When you go to the movie theater, do you go to watch a movie or to buy BBQ sauce? That sounds like a strange question, but consider the following story.
Warren Theaters in Wichita, Kansas, is now selling Brewer’s Best BBQ Sauce. Why? It may not be coincidence that the sauce company is owned and operated by the Mayor.
Rewind to 2010 when Mayor Brewer championed Warren’s application for incentives suggesting other cities where waiting to jump if Wichita didn’t put its taxpayers on the hook to support Warren’s IMAX theater. Industrial Revenue Bonds were approved, saving Warren from paying $630,000 in sales taxes and an estimated $136,099 a year in property taxes. Three years later the theater is now selling Brewer’s BBQ sauce to movie goers. One is left wondering if the theater plans on expanding its line of grocery items.
Stories like this mark a growing trend of all too cozy relationships between local and state governments. The film industry has jumped on the bandwagon of incentives. There are currently 44 states (plus DC and Puerto Rico) that offer some sort of movie production incentive. Whether it’s $1 million to train film industry employees in North Carolina or $100 million to “pay Hollywood to stay in Hollywood,” filmmakers across the country are benefitting from the “arms race” for movie locations among the states.

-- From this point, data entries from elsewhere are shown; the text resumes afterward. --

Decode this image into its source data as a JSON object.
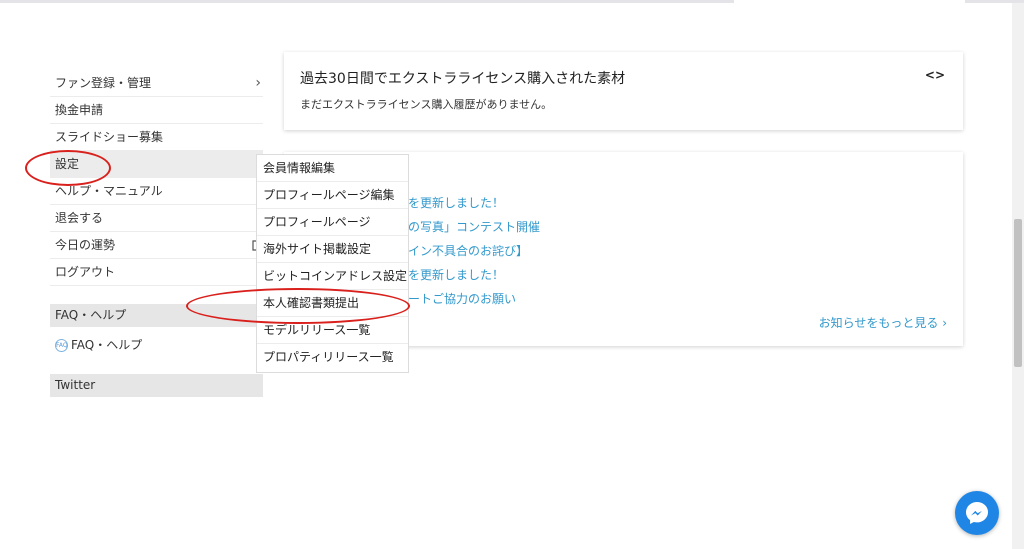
{
  "sidebar": {
    "items": [
      {
        "label": "ファン登録・管理",
        "chevron": "chevron-right-icon"
      },
      {
        "label": "換金申請"
      },
      {
        "label": "スライドショー募集"
      },
      {
        "label": "設定"
      },
      {
        "label": "ヘルプ・マニュアル"
      },
      {
        "label": "退会する"
      },
      {
        "label": "今日の運勢",
        "icon": "external-link-icon"
      },
      {
        "label": "ログアウト"
      }
    ],
    "faq_section": "FAQ・ヘルプ",
    "faq_link": "FAQ・ヘルプ",
    "twitter_section": "Twitter"
  },
  "submenu": {
    "items": [
      "会員情報編集",
      "プロフィールページ編集",
      "プロフィールページ",
      "海外サイト掲載設定",
      "ビットコインアドレス設定",
      "本人確認書類提出",
      "モデルリリース一覧",
      "プロパティリリース一覧"
    ]
  },
  "extended_license": {
    "title": "過去30日間でエクストラライセンス購入された素材",
    "empty_message": "まだエクストラライセンス購入履歴がありません。"
  },
  "news": {
    "items": [
      "アを更新しました！",
      "らの写真」コンテスト開催",
      "ザイン不具合のお詫び】",
      "アを更新しました！",
      "ケートご協力のお願い"
    ],
    "more_label": "お知らせをもっと見る ›"
  },
  "colors": {
    "link": "#3399cc",
    "annotation": "#d9201c",
    "messenger": "#1f86e6"
  }
}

If you think that movie production incentives are good for the economy, you might want to consider the overwhelming cost. States offered $1.3 billion in film incentives in 2011.
Nearly all filmmakers are enticed by these credits, even ones making substantial profits. Consider Disney, which took $183 million in tax credits in 2011 despite making $40.9 billion in revenue.
To the extent that government remains in the business of handing out cash to its friends, lobbying the government for special favors is rational, even if it is harmful to taxpayers. So the next time you ruin your alignment on a pothole or are complaining about not having enough teachers in your child’s school, don’t get upset – you can always go watch a taxpayer-subsidized movie and check out the selection of sauces made by your local elected officials.
Justine Sharrock at Buzzfeed writes about a case in San Francisco where companies promised to fund local charities in order to receive special tax breaks from the city:
Twitter and six other San Francisco tech companies are set to receive sizable tax breaks from the city in exchange for non-binding promises to make charitable contributions totaling, in many cases, just tens of thousands of dollars — along with promoted tweets for local groups.